- Do you have dependents (other than your children or spouse) who live with you and who receive more than half of their support from you??
- At anytime since you turned age 13, were both your parents deceased, were you in foster care or were you a dependent or ward of the court?
- Are you, or were you an emancipated minor as determined by a court in your state of legal residence at the time you received the determination?
- Are you, or were you in legal guardianship as determined by a court in your state of legal residence at the time you received the determination?
- Has your high school or school district homeless liaison determined that you were an unaccompanied youth who was homeless?
- Had the director of an emergency shelter or transitional housing program funded by the U.S. Department of Housing and Urban Development determined that you were an unaccompanied youth who was homeless?
- Has a director of a runaway or homeless youth basic center or transitional living program determined that you were an unaccompanied youth who was homeless or were self-supporting and at risk of being homeless?
- Are you currently serving on active duty in the U.S. Armed Forces for purposes other than training?
- Are you a veteran of the U.S. Armed Forces?
If you answered yes to any of these questions you are an independent student and should learn how to maximize your financial aid package. Otherwise, you must use your parent's information on the FAFSA and other financial aid forms.
The amount you can borrow is based on your grade level and your status as a student. Independent students may be eligible to borrow more because they are paying for college without assistance from family.
It is important to note that even if a student is financing their education on their own, dependency status is still determined by the school.

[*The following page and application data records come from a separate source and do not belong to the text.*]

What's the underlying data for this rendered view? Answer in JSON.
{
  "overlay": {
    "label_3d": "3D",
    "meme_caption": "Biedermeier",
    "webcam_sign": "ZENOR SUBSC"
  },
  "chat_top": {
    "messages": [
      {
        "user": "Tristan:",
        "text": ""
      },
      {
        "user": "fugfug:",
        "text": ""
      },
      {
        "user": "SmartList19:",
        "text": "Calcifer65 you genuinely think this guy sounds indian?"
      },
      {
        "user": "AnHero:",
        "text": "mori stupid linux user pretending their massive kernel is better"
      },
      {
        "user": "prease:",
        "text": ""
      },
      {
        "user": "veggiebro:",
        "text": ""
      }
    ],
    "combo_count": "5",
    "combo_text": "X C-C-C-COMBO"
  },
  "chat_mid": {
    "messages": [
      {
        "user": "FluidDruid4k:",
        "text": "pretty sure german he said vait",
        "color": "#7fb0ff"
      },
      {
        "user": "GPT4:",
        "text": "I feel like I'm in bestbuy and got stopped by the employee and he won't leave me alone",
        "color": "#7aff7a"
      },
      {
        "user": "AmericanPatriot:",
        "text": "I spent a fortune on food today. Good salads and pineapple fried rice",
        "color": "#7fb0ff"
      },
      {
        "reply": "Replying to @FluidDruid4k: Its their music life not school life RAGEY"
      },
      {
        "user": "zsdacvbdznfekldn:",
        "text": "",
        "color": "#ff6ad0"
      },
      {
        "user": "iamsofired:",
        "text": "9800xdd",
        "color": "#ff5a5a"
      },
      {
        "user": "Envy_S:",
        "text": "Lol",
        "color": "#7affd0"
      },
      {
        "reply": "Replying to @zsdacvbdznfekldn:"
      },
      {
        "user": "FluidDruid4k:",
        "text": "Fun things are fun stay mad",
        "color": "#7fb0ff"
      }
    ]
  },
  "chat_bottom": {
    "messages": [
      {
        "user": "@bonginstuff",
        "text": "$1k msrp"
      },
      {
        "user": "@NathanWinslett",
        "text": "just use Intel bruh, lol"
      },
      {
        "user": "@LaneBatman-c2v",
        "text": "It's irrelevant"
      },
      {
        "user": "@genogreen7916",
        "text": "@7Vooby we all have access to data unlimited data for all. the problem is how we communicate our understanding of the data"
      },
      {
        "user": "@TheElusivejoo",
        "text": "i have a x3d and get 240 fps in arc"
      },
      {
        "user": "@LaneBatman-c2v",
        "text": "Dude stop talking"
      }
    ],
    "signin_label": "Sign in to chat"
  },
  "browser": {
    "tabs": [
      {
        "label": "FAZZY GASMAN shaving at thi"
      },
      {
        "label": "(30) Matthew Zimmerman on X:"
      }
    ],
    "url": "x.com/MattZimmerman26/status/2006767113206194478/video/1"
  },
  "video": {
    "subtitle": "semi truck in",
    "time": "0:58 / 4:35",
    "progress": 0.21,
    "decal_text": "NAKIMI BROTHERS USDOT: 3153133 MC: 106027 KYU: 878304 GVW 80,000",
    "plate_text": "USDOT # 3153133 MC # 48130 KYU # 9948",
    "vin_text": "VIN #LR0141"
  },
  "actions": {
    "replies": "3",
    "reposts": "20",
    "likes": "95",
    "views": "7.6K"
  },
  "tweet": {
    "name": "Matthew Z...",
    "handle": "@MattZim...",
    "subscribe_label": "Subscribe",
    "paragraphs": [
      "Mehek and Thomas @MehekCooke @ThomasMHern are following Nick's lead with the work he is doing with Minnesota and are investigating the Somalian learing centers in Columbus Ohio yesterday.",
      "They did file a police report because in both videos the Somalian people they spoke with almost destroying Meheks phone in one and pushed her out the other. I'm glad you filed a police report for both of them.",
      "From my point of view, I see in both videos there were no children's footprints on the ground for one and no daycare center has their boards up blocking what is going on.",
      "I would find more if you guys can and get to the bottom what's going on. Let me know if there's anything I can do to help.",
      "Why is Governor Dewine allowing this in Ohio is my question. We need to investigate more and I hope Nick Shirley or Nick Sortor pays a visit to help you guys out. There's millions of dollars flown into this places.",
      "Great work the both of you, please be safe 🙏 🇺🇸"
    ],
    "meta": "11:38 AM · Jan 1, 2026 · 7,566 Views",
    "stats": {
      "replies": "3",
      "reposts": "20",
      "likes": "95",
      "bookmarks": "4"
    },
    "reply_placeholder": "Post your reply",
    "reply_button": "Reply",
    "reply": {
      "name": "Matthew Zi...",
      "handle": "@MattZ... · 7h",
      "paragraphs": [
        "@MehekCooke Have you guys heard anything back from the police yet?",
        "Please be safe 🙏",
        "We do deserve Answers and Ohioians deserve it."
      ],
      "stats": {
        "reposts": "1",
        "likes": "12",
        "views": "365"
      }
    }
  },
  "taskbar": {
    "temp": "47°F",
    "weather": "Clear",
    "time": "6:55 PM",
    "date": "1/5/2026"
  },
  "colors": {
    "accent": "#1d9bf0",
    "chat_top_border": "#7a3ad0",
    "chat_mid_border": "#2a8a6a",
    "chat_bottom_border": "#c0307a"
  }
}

Based on your award letter, you may not always qualify for the maximum Stafford Loan amount. For additional loan funding, consider private student loans which allow you to borrow up to the total cost of education less other financial aid received. After graduation, consider your student loan consolidation options.